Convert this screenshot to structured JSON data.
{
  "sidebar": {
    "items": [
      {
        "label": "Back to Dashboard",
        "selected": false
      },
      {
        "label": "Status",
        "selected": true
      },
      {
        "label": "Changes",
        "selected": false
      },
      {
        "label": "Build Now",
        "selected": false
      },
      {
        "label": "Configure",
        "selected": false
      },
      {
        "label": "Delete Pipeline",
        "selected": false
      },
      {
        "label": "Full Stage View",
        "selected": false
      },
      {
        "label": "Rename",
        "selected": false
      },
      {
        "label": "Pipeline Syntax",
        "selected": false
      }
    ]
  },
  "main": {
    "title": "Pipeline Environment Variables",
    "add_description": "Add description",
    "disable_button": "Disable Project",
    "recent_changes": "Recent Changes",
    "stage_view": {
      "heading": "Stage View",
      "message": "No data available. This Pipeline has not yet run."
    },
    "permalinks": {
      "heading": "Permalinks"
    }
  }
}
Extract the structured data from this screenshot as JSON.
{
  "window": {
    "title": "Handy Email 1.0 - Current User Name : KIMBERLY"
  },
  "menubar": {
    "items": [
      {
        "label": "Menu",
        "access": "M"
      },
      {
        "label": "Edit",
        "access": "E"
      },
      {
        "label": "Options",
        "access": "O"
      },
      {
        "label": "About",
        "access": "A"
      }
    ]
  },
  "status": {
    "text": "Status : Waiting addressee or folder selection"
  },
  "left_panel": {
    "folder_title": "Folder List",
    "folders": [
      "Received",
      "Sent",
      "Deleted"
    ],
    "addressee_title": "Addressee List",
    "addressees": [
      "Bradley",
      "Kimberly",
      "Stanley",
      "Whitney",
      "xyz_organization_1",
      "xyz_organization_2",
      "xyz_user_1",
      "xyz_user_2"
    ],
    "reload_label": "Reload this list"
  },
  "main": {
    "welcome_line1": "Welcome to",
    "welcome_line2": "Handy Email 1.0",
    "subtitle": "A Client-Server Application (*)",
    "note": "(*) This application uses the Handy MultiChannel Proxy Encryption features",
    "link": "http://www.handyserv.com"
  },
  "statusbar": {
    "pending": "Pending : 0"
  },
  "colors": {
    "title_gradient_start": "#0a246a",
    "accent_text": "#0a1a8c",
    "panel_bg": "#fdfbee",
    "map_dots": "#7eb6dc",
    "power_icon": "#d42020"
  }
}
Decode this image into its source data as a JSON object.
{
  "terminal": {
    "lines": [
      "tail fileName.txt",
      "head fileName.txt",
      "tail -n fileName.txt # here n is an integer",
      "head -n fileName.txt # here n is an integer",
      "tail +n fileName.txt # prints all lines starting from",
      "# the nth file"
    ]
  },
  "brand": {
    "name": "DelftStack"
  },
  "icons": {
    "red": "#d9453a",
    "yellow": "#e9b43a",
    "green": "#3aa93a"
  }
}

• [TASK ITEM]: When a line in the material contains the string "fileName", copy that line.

• [SOLUTION FOR THIS EXERCISE]:
      "tail fileName.txt",
      "head fileName.txt",
      "tail -n fileName.txt # here n is an integer",
      "head -n fileName.txt # here n is an integer",
      "tail +n fileName.txt # prints all lines starting from",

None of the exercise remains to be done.